Today the sword of Damocles which has hung over Rickmers Maritime since that release, which announced the company had failed to make good on payments due to bondholders, finally fell, terminating the company’s operations. In December moves were made to restructure the outstanding S$100 million debt but these fell on deaf ears leading to the failure to pay the US$196.7 million principal repayment to the main creditors HSH Syndicate (HSH Nordbank AG and DBS Bank Ltd) due on 31 March 2017.A statement today from the company laid out full details of the problems.
The outcome of the winding up of the Trust is to release the 14 container ships it owns, all of which are of the out of favour Panamax class. This class of vessels has arguably suffered the most in the general downturn due to the Panama Canal Lock expansion programme. VesselsValue, the online market specialist which calculates the worth of both individual ships and entire fleets, as well as mapping and tracking global ship movements, estimates the scrap value of the RMT fleet at just US$89 million, this down from around US$200 million just 7 months ago, a 55% collapse largely due to the demise of Hanjin.
The RMT fleet has an average age of 9 years, not bad compared to the industry average of a decade, but of a vessel type now considered unsaleable by many analysts. According to VesselsValue the worth of the global container fleet has fallen by 27% over the last 12 months from US$141 billion to US$102 billion today.
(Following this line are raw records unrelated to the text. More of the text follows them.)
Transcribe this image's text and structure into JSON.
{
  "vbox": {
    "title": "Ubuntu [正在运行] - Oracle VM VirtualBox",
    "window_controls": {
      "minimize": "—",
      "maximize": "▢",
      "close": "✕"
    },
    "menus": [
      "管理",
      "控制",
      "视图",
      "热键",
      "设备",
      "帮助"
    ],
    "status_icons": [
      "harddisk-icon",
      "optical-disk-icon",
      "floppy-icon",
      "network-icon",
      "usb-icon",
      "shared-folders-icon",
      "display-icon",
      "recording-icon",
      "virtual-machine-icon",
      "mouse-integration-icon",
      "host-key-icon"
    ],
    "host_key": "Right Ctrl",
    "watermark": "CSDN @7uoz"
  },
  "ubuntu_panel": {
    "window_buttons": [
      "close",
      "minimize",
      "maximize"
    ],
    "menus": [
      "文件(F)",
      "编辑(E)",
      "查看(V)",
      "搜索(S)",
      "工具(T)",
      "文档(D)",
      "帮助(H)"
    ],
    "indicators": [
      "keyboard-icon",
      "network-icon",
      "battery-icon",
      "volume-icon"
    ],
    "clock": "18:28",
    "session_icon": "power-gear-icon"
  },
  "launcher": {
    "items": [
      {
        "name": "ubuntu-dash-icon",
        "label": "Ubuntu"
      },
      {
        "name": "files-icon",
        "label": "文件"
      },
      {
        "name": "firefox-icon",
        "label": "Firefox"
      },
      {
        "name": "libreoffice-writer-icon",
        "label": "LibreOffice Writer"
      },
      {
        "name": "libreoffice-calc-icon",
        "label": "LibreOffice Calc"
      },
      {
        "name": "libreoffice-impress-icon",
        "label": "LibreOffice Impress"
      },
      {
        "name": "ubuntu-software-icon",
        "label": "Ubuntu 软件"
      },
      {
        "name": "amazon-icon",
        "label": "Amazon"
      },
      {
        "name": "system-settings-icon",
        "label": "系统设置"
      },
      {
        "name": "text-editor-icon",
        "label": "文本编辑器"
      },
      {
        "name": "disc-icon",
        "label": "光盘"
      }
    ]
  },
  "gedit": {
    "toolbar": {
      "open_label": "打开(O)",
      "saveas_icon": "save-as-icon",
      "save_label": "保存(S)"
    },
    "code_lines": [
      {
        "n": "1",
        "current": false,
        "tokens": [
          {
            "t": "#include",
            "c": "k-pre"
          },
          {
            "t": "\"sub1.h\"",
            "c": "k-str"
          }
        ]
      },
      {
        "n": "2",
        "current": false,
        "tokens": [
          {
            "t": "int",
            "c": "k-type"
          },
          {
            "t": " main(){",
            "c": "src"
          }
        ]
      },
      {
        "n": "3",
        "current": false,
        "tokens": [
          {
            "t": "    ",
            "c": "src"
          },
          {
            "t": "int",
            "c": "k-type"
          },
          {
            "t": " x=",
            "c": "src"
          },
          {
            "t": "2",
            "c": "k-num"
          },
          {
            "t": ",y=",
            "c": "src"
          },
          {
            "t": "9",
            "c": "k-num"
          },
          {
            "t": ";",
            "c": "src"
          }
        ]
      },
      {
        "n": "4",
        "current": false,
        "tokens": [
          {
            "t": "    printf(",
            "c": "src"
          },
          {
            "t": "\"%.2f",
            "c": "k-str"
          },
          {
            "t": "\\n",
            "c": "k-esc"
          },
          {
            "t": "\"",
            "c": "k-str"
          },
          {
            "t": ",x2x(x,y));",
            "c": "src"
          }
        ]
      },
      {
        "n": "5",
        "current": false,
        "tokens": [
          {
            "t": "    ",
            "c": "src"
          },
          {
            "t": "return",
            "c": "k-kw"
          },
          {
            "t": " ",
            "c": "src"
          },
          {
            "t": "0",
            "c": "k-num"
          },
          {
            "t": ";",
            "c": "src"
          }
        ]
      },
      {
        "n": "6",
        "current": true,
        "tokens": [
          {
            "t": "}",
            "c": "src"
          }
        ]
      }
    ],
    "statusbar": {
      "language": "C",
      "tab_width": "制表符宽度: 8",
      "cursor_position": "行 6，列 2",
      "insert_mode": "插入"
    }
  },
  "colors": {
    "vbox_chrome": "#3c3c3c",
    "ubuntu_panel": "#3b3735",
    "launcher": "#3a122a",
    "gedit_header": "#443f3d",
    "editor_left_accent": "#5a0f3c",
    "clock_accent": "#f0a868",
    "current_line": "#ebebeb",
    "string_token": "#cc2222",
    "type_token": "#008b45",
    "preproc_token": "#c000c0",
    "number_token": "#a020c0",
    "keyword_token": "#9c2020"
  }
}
Live fleet capacity has grown by 0.6% over the same period whilst the order book has shrunk by 18.4% in the same period.
With a carrying capacity between 3,000 and 5,999 TEU, Panamax vessels, once one of the giants of the trade, look increasingly neither betwixt nor between. Too big for most feeder routes and too small for modern deep sea container routes where most of the major players have opted for ever larger box ships, even embracing age old competitors as route sharing partners to try and justify the enormous investments they have made in their newly built behemoths.
VesselsValue estimates 88% of the world’s Panamax fleet is now only worth scrap value, a valuation which itself can be liable to some fairly wild fluctuations as scrap prices move, particularly in a downward direction when too much material comes to the market.
As for Rickmers Linie, the long established heavy lift and out of gauge specialist itself changed hands in February, purchased by the German Zeaborn Group for an undisclosed sum as Rickmers Holding AG moved to sell off the family silver in what are parlous conditions for small to medium sized shipping groups in just about every sector of the industry.